§ Work required:
Your response should be every line of the data, written out exactly.

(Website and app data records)
----

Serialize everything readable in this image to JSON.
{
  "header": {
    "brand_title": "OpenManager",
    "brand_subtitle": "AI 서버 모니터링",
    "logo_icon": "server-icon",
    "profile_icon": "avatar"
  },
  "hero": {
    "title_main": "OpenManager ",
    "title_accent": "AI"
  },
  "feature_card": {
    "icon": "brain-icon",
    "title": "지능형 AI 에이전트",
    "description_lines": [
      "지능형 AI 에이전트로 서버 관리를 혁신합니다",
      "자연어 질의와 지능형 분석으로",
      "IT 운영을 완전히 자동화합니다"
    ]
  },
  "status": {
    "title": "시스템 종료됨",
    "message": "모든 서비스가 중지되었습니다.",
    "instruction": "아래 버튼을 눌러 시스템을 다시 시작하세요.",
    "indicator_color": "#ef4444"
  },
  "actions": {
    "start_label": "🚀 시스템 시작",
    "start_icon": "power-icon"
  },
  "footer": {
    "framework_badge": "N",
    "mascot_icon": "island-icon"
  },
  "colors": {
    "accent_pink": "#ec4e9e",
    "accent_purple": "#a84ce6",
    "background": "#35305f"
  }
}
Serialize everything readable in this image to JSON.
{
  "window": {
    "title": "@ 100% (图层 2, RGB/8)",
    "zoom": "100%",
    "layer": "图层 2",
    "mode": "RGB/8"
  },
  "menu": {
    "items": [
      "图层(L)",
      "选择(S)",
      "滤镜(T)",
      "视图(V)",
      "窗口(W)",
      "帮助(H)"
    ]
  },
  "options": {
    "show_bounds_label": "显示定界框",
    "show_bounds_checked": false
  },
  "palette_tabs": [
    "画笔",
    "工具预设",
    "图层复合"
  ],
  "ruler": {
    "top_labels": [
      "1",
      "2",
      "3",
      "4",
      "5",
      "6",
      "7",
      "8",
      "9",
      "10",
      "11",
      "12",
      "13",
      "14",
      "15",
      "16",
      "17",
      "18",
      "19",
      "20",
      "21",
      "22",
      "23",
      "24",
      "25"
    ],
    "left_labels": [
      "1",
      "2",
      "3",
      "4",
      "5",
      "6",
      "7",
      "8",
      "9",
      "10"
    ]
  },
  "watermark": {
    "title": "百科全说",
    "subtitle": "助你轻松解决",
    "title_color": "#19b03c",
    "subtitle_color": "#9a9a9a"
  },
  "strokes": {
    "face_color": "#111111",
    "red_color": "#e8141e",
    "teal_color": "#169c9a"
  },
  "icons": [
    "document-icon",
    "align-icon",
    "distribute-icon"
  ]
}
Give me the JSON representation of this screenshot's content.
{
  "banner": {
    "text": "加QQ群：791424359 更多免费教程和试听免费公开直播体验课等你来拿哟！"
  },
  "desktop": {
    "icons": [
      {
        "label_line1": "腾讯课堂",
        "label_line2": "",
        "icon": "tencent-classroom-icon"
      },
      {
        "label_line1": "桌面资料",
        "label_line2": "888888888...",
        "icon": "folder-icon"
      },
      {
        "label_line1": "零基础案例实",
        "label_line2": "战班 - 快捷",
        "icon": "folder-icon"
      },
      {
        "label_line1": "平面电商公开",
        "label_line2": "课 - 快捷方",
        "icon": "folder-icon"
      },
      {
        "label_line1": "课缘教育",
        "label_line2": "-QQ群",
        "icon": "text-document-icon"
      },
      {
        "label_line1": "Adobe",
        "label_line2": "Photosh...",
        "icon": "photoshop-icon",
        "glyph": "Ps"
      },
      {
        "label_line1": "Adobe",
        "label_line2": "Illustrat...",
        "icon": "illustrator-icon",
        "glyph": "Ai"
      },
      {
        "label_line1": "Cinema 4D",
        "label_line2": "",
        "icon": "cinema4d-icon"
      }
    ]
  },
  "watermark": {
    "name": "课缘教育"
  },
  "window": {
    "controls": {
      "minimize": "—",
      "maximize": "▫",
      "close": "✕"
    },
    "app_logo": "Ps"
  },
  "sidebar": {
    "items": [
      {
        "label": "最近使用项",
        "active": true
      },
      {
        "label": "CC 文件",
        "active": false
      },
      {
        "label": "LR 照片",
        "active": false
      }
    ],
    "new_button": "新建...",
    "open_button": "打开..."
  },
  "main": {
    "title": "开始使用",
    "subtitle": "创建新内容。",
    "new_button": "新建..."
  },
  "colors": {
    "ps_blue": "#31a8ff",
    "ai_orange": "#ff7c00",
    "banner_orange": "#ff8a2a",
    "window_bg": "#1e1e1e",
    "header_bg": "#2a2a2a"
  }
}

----

§ Reply to the exercise:
Serialize everything readable in this image to JSON.
{
  "header": {
    "brand_title": "OpenManager",
    "brand_subtitle": "AI 서버 모니터링",
    "logo_icon": "server-icon",
    "profile_icon": "avatar"
  },
  "hero": {
    "title_main": "OpenManager ",
    "title_accent": "AI"
  },
  "feature_card": {
    "icon": "brain-icon",
    "title": "지능형 AI 에이전트",
    "description_lines": [
      "지능형 AI 에이전트로 서버 관리를 혁신합니다",
      "자연어 질의와 지능형 분석으로",
      "IT 운영을 완전히 자동화합니다"
    ]
  },
  "status": {
    "title": "시스템 종료됨",
    "message": "모든 서비스가 중지되었습니다.",
    "instruction": "아래 버튼을 눌러 시스템을 다시 시작하세요.",
    "indicator_color": "#ef4444"
  },
  "actions": {
    "start_label": "🚀 시스템 시작",
    "start_icon": "power-icon"
  },
  "footer": {
    "framework_badge": "N",
    "mascot_icon": "island-icon"
  },
  "colors": {
    "accent_pink": "#ec4e9e",
    "accent_purple": "#a84ce6",
    "background": "#35305f"
  }
}
Serialize everything readable in this image to JSON.
{
  "window": {
    "title": "@ 100% (图层 2, RGB/8)",
    "zoom": "100%",
    "layer": "图层 2",
    "mode": "RGB/8"
  },
  "menu": {
    "items": [
      "图层(L)",
      "选择(S)",
      "滤镜(T)",
      "视图(V)",
      "窗口(W)",
      "帮助(H)"
    ]
  },
  "options": {
    "show_bounds_label": "显示定界框",
    "show_bounds_checked": false
  },
  "palette_tabs": [
    "画笔",
    "工具预设",
    "图层复合"
  ],
  "ruler": {
    "top_labels": [
      "1",
      "2",
      "3",
      "4",
      "5",
      "6",
      "7",
      "8",
      "9",
      "10",
      "11",
      "12",
      "13",
      "14",
      "15",
      "16",
      "17",
      "18",
      "19",
      "20",
      "21",
      "22",
      "23",
      "24",
      "25"
    ],
    "left_labels": [
      "1",
      "2",
      "3",
      "4",
      "5",
      "6",
      "7",
      "8",
      "9",
      "10"
    ]
  },
  "watermark": {
    "title": "百科全说",
    "subtitle": "助你轻松解决",
    "title_color": "#19b03c",
    "subtitle_color": "#9a9a9a"
  },
  "strokes": {
    "face_color": "#111111",
    "red_color": "#e8141e",
    "teal_color": "#169c9a"
  },
  "icons": [
    "document-icon",
    "align-icon",
    "distribute-icon"
  ]
}
Give me the JSON representation of this screenshot's content.
{
  "banner": {
    "text": "加QQ群：791424359 更多免费教程和试听免费公开直播体验课等你来拿哟！"
  },
  "desktop": {
    "icons": [
      {
        "label_line1": "腾讯课堂",
        "label_line2": "",
        "icon": "tencent-classroom-icon"
      },
      {
        "label_line1": "桌面资料",
        "label_line2": "888888888...",
        "icon": "folder-icon"
      },
      {
        "label_line1": "零基础案例实",
        "label_line2": "战班 - 快捷",
        "icon": "folder-icon"
      },
      {
        "label_line1": "平面电商公开",
        "label_line2": "课 - 快捷方",
        "icon": "folder-icon"
      },
      {
        "label_line1": "课缘教育",
        "label_line2": "-QQ群",
        "icon": "text-document-icon"
      },
      {
        "label_line1": "Adobe",
        "label_line2": "Photosh...",
        "icon": "photoshop-icon",
        "glyph": "Ps"
      },
      {
        "label_line1": "Adobe",
        "label_line2": "Illustrat...",
        "icon": "illustrator-icon",
        "glyph": "Ai"
      },
      {
        "label_line1": "Cinema 4D",
        "label_line2": "",
        "icon": "cinema4d-icon"
      }
    ]
  },
  "watermark": {
    "name": "课缘教育"
  },
  "window": {
    "controls": {
      "minimize": "—",
      "maximize": "▫",
      "close": "✕"
    },
    "app_logo": "Ps"
  },
  "sidebar": {
    "items": [
      {
        "label": "最近使用项",
        "active": true
      },
      {
        "label": "CC 文件",
        "active": false
      },
      {
        "label": "LR 照片",
        "active": false
      }
    ],
    "new_button": "新建...",
    "open_button": "打开..."
  },
  "main": {
    "title": "开始使用",
    "subtitle": "创建新内容。",
    "new_button": "新建..."
  },
  "colors": {
    "ps_blue": "#31a8ff",
    "ai_orange": "#ff7c00",
    "banner_orange": "#ff8a2a",
    "window_bg": "#1e1e1e",
    "header_bg": "#2a2a2a"
  }
}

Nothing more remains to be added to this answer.